Florida cockroaches are huge. The euphemistic term for them is 'palmetto bugs', but they're roaches. Even Orkin agrees. Regular cockroaches run away when you turn the kitchen light on. These guys blink up at you and wonder what you want.
I realized I was getting blasé about them when my brother visited and one crawled through the crack in the doorjamb. He became more and more disconcerted while I was speaking, and then pointed out the roach.
"What is that?"
"It's a roach. They're pretty big here."
"Oh, my God."
Our buddy crawled away. A few minutes later, we heard a screech and a thump from the other room. My sister-in-law squashed him with a book. She had to protect the dog.
|Aren't you glad this isn't a picture |
of what I'm talking about now?
Ants. Ants, ants, ants. All types, all sizes. Everywhere. In the sand outside, between the rocks, crawling into the house. We had a swarm in the living room last week, and I did the flamenco dance of death. Had to sweep the floor twice before Mother hosed the room with Raid.

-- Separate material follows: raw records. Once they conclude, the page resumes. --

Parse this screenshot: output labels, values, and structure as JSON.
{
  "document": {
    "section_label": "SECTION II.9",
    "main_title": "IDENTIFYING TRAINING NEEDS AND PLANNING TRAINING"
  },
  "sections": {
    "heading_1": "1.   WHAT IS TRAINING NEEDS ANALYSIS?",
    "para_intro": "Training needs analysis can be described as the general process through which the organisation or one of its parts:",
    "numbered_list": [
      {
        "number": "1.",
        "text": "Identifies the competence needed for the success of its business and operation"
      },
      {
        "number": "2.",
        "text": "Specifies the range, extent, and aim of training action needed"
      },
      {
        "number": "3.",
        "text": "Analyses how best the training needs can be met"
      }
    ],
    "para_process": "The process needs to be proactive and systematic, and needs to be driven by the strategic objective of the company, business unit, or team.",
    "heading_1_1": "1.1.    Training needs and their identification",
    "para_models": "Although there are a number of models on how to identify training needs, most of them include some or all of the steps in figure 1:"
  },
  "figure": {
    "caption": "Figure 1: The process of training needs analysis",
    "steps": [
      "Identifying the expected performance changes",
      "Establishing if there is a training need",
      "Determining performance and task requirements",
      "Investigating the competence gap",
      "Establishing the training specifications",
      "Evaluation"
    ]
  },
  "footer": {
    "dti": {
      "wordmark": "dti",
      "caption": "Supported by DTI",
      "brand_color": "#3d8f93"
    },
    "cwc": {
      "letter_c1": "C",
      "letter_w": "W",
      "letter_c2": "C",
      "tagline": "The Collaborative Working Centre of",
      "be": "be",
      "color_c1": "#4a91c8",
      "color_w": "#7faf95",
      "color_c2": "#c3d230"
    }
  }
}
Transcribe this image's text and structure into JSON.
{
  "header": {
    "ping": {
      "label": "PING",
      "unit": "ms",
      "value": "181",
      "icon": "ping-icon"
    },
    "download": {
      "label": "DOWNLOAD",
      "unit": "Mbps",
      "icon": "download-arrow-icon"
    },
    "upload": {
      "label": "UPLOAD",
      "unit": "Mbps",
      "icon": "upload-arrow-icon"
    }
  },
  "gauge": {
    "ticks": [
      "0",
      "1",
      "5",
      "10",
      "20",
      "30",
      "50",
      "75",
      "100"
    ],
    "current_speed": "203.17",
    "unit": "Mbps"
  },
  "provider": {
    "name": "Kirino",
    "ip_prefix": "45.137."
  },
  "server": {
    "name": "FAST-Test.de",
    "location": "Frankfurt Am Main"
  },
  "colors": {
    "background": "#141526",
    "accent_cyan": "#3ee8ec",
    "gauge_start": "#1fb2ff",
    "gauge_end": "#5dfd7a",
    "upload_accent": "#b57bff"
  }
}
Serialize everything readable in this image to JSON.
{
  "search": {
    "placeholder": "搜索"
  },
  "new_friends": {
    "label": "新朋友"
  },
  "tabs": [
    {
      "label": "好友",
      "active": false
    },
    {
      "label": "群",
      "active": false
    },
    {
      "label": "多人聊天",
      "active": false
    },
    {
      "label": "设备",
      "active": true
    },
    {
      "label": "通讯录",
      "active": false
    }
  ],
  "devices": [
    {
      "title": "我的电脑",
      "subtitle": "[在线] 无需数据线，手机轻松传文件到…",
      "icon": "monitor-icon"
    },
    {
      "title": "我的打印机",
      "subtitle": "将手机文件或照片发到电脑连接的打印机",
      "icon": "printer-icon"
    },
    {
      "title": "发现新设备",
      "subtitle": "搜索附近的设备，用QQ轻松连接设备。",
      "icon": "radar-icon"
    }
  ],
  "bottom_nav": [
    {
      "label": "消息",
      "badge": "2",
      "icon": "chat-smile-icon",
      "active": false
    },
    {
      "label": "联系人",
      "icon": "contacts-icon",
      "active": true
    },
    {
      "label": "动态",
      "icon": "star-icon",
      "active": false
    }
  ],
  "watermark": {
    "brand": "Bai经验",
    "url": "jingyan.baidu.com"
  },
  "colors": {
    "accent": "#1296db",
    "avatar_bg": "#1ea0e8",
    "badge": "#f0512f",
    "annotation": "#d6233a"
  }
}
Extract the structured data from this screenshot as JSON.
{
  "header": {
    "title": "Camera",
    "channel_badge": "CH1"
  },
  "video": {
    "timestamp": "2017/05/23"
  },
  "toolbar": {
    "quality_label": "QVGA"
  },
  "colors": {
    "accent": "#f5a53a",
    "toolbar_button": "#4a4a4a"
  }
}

The rats. What can I say about the rats? Rats in Kentucky gnaw holes in potatoes and bags of flour. The rats here ate through the plastic and rubber lines of Mom's dishwasher. Twice. They also ate the mattress in the sofa bed and left rat poop behind. They caused a major water leak behind the refrigerator; the ice maker hadn't worked for years, and we found out why.
They're smart, too. Gwen has set traps with bacon, peanut butter, cheese, and lunch meat. She even tried strawberries. Little shits learned how to get the food off the trap without getting caught. The feral cats outside are no help - I think they're afraid of them.
We're going to have to call an exterminator and see if he can do something about getting the rats out of the house. Then, my mother will have to have our handyman block and/or repair the entry points. Meanwhile, we're buying lots of Glad bags and plastic containers. And washing the dishes by hand.